• _TASK DETAILS_
Please repeat each of the records that follow, exactly as written.

• _RECORDS SUPPLIED_
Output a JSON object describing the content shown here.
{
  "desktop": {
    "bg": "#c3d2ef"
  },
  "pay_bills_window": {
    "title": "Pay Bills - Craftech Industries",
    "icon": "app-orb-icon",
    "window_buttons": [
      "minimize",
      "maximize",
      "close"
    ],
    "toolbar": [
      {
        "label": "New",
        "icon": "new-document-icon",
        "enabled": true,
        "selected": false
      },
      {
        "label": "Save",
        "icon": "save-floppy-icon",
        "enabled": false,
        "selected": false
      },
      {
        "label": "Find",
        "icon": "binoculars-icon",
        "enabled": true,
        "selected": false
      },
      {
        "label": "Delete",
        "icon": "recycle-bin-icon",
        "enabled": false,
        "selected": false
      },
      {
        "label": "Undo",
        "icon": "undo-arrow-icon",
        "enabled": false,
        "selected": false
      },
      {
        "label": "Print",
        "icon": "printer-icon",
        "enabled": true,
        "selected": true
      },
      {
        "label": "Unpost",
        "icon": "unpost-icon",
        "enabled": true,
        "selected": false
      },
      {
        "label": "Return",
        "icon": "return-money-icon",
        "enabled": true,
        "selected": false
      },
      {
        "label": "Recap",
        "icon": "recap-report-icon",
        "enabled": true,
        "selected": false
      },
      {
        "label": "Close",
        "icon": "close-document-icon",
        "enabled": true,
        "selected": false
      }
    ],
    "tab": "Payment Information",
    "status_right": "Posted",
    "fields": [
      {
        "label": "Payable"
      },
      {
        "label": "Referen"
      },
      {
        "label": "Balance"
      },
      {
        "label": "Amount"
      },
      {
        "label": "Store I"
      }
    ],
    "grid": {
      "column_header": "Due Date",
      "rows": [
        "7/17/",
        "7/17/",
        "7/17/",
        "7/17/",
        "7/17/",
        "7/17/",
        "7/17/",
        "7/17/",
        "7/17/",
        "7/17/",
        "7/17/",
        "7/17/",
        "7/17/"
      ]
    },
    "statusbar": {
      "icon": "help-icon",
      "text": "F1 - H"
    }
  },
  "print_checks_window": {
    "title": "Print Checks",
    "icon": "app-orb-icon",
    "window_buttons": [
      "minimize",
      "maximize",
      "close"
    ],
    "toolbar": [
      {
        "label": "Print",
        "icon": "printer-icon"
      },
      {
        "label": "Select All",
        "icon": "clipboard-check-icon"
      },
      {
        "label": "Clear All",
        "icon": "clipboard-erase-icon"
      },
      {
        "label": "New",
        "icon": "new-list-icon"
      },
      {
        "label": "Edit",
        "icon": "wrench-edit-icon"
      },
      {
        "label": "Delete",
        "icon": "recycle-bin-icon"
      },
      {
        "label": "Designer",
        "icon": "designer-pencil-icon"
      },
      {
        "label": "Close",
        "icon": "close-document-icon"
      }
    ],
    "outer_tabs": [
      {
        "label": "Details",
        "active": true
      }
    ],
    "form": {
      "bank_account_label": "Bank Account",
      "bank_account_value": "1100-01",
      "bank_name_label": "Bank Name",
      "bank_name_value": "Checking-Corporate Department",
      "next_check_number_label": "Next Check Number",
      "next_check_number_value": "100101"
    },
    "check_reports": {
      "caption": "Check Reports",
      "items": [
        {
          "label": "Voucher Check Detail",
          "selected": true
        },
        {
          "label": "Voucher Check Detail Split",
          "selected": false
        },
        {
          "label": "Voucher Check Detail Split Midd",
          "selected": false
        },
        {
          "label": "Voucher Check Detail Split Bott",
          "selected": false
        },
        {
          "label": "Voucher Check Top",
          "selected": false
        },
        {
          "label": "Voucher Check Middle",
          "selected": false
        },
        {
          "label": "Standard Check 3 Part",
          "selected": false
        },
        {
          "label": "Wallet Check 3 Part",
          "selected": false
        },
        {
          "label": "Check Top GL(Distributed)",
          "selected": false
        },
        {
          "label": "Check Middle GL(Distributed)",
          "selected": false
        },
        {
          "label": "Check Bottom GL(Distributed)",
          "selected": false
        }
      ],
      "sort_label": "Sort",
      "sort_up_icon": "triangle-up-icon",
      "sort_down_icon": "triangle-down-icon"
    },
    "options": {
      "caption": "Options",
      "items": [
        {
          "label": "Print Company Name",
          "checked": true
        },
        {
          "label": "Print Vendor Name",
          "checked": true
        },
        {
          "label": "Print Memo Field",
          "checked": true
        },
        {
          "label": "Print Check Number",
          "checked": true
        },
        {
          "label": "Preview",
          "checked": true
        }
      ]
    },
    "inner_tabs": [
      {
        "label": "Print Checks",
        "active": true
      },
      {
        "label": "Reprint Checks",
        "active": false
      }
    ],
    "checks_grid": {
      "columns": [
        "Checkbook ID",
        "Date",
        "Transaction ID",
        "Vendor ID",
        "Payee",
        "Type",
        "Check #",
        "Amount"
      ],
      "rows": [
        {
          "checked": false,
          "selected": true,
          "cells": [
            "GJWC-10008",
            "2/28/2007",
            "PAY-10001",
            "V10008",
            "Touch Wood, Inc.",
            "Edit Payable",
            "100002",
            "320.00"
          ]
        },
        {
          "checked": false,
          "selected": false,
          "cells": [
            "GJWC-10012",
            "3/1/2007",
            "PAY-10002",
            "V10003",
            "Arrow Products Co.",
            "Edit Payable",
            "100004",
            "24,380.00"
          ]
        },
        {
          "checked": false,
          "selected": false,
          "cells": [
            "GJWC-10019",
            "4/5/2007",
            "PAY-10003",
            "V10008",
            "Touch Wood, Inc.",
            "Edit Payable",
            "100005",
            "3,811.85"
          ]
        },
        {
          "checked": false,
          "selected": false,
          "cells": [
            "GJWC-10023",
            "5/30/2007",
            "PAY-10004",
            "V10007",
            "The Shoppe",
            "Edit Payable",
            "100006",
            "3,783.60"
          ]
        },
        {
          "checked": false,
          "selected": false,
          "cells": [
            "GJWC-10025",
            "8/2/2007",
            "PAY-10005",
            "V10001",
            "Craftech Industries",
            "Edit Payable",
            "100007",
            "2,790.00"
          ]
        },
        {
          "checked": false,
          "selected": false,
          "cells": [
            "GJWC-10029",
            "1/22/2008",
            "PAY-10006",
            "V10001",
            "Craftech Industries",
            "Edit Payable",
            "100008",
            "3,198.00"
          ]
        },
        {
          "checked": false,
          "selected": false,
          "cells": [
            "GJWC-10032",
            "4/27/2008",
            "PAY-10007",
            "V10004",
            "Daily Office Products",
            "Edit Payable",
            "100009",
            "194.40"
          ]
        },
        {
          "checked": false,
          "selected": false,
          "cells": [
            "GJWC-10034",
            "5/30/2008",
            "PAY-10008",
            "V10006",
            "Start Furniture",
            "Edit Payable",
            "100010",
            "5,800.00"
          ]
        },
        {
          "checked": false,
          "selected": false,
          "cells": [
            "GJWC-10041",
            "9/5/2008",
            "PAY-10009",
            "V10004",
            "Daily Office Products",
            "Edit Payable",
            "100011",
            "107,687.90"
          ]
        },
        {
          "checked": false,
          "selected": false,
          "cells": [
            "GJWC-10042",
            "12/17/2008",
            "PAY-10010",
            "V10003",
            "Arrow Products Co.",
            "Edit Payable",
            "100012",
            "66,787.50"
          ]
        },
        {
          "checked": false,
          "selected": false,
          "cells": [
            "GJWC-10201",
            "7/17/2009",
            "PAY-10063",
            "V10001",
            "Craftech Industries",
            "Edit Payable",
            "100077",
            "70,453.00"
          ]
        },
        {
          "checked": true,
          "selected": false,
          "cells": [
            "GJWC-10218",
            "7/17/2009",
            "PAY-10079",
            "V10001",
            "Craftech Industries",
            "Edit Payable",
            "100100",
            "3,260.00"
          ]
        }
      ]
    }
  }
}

• _EXERCISE OUTPUT_
Output a JSON object describing the content shown here.
{
  "desktop": {
    "bg": "#c3d2ef"
  },
  "pay_bills_window": {
    "title": "Pay Bills - Craftech Industries",
    "icon": "app-orb-icon",
    "window_buttons": [
      "minimize",
      "maximize",
      "close"
    ],
    "toolbar": [
      {
        "label": "New",
        "icon": "new-document-icon",
        "enabled": true,
        "selected": false
      },
      {
        "label": "Save",
        "icon": "save-floppy-icon",
        "enabled": false,
        "selected": false
      },
      {
        "label": "Find",
        "icon": "binoculars-icon",
        "enabled": true,
        "selected": false
      },
      {
        "label": "Delete",
        "icon": "recycle-bin-icon",
        "enabled": false,
        "selected": false
      },
      {
        "label": "Undo",
        "icon": "undo-arrow-icon",
        "enabled": false,
        "selected": false
      },
      {
        "label": "Print",
        "icon": "printer-icon",
        "enabled": true,
        "selected": true
      },
      {
        "label": "Unpost",
        "icon": "unpost-icon",
        "enabled": true,
        "selected": false
      },
      {
        "label": "Return",
        "icon": "return-money-icon",
        "enabled": true,
        "selected": false
      },
      {
        "label": "Recap",
        "icon": "recap-report-icon",
        "enabled": true,
        "selected": false
      },
      {
        "label": "Close",
        "icon": "close-document-icon",
        "enabled": true,
        "selected": false
      }
    ],
    "tab": "Payment Information",
    "status_right": "Posted",
    "fields": [
      {
        "label": "Payable"
      },
      {
        "label": "Referen"
      },
      {
        "label": "Balance"
      },
      {
        "label": "Amount"
      },
      {
        "label": "Store I"
      }
    ],
    "grid": {
      "column_header": "Due Date",
      "rows": [
        "7/17/",
        "7/17/",
        "7/17/",
        "7/17/",
        "7/17/",
        "7/17/",
        "7/17/",
        "7/17/",
        "7/17/",
        "7/17/",
        "7/17/",
        "7/17/",
        "7/17/"
      ]
    },
    "statusbar": {
      "icon": "help-icon",
      "text": "F1 - H"
    }
  },
  "print_checks_window": {
    "title": "Print Checks",
    "icon": "app-orb-icon",
    "window_buttons": [
      "minimize",
      "maximize",
      "close"
    ],
    "toolbar": [
      {
        "label": "Print",
        "icon": "printer-icon"
      },
      {
        "label": "Select All",
        "icon": "clipboard-check-icon"
      },
      {
        "label": "Clear All",
        "icon": "clipboard-erase-icon"
      },
      {
        "label": "New",
        "icon": "new-list-icon"
      },
      {
        "label": "Edit",
        "icon": "wrench-edit-icon"
      },
      {
        "label": "Delete",
        "icon": "recycle-bin-icon"
      },
      {
        "label": "Designer",
        "icon": "designer-pencil-icon"
      },
      {
        "label": "Close",
        "icon": "close-document-icon"
      }
    ],
    "outer_tabs": [
      {
        "label": "Details",
        "active": true
      }
    ],
    "form": {
      "bank_account_label": "Bank Account",
      "bank_account_value": "1100-01",
      "bank_name_label": "Bank Name",
      "bank_name_value": "Checking-Corporate Department",
      "next_check_number_label": "Next Check Number",
      "next_check_number_value": "100101"
    },
    "check_reports": {
      "caption": "Check Reports",
      "items": [
        {
          "label": "Voucher Check Detail",
          "selected": true
        },
        {
          "label": "Voucher Check Detail Split",
          "selected": false
        },
        {
          "label": "Voucher Check Detail Split Midd",
          "selected": false
        },
        {
          "label": "Voucher Check Detail Split Bott",
          "selected": false
        },
        {
          "label": "Voucher Check Top",
          "selected": false
        },
        {
          "label": "Voucher Check Middle",
          "selected": false
        },
        {
          "label": "Standard Check 3 Part",
          "selected": false
        },
        {
          "label": "Wallet Check 3 Part",
          "selected": false
        },
        {
          "label": "Check Top GL(Distributed)",
          "selected": false
        },
        {
          "label": "Check Middle GL(Distributed)",
          "selected": false
        },
        {
          "label": "Check Bottom GL(Distributed)",
          "selected": false
        }
      ],
      "sort_label": "Sort",
      "sort_up_icon": "triangle-up-icon",
      "sort_down_icon": "triangle-down-icon"
    },
    "options": {
      "caption": "Options",
      "items": [
        {
          "label": "Print Company Name",
          "checked": true
        },
        {
          "label": "Print Vendor Name",
          "checked": true
        },
        {
          "label": "Print Memo Field",
          "checked": true
        },
        {
          "label": "Print Check Number",
          "checked": true
        },
        {
          "label": "Preview",
          "checked": true
        }
      ]
    },
    "inner_tabs": [
      {
        "label": "Print Checks",
        "active": true
      },
      {
        "label": "Reprint Checks",
        "active": false
      }
    ],
    "checks_grid": {
      "columns": [
        "Checkbook ID",
        "Date",
        "Transaction ID",
        "Vendor ID",
        "Payee",
        "Type",
        "Check #",
        "Amount"
      ],
      "rows": [
        {
          "checked": false,
          "selected": true,
          "cells": [
            "GJWC-10008",
            "2/28/2007",
            "PAY-10001",
            "V10008",
            "Touch Wood, Inc.",
            "Edit Payable",
            "100002",
            "320.00"
          ]
        },
        {
          "checked": false,
          "selected": false,
          "cells": [
            "GJWC-10012",
            "3/1/2007",
            "PAY-10002",
            "V10003",
            "Arrow Products Co.",
            "Edit Payable",
            "100004",
            "24,380.00"
          ]
        },
        {
          "checked": false,
          "selected": false,
          "cells": [
            "GJWC-10019",
            "4/5/2007",
            "PAY-10003",
            "V10008",
            "Touch Wood, Inc.",
            "Edit Payable",
            "100005",
            "3,811.85"
          ]
        },
        {
          "checked": false,
          "selected": false,
          "cells": [
            "GJWC-10023",
            "5/30/2007",
            "PAY-10004",
            "V10007",
            "The Shoppe",
            "Edit Payable",
            "100006",
            "3,783.60"
          ]
        },
        {
          "checked": false,
          "selected": false,
          "cells": [
            "GJWC-10025",
            "8/2/2007",
            "PAY-10005",
            "V10001",
            "Craftech Industries",
            "Edit Payable",
            "100007",
            "2,790.00"
          ]
        },
        {
          "checked": false,
          "selected": false,
          "cells": [
            "GJWC-10029",
            "1/22/2008",
            "PAY-10006",
            "V10001",
            "Craftech Industries",
            "Edit Payable",
            "100008",
            "3,198.00"
          ]
        },
        {
          "checked": false,
          "selected": false,
          "cells": [
            "GJWC-10032",
            "4/27/2008",
            "PAY-10007",
            "V10004",
            "Daily Office Products",
            "Edit Payable",
            "100009",
            "194.40"
          ]
        },
        {
          "checked": false,
          "selected": false,
          "cells": [
            "GJWC-10034",
            "5/30/2008",
            "PAY-10008",
            "V10006",
            "Start Furniture",
            "Edit Payable",
            "100010",
            "5,800.00"
          ]
        },
        {
          "checked": false,
          "selected": false,
          "cells": [
            "GJWC-10041",
            "9/5/2008",
            "PAY-10009",
            "V10004",
            "Daily Office Products",
            "Edit Payable",
            "100011",
            "107,687.90"
          ]
        },
        {
          "checked": false,
          "selected": false,
          "cells": [
            "GJWC-10042",
            "12/17/2008",
            "PAY-10010",
            "V10003",
            "Arrow Products Co.",
            "Edit Payable",
            "100012",
            "66,787.50"
          ]
        },
        {
          "checked": false,
          "selected": false,
          "cells": [
            "GJWC-10201",
            "7/17/2009",
            "PAY-10063",
            "V10001",
            "Craftech Industries",
            "Edit Payable",
            "100077",
            "70,453.00"
          ]
        },
        {
          "checked": true,
          "selected": false,
          "cells": [
            "GJWC-10218",
            "7/17/2009",
            "PAY-10079",
            "V10001",
            "Craftech Industries",
            "Edit Payable",
            "100100",
            "3,260.00"
          ]
        }
      ]
    }
  }
}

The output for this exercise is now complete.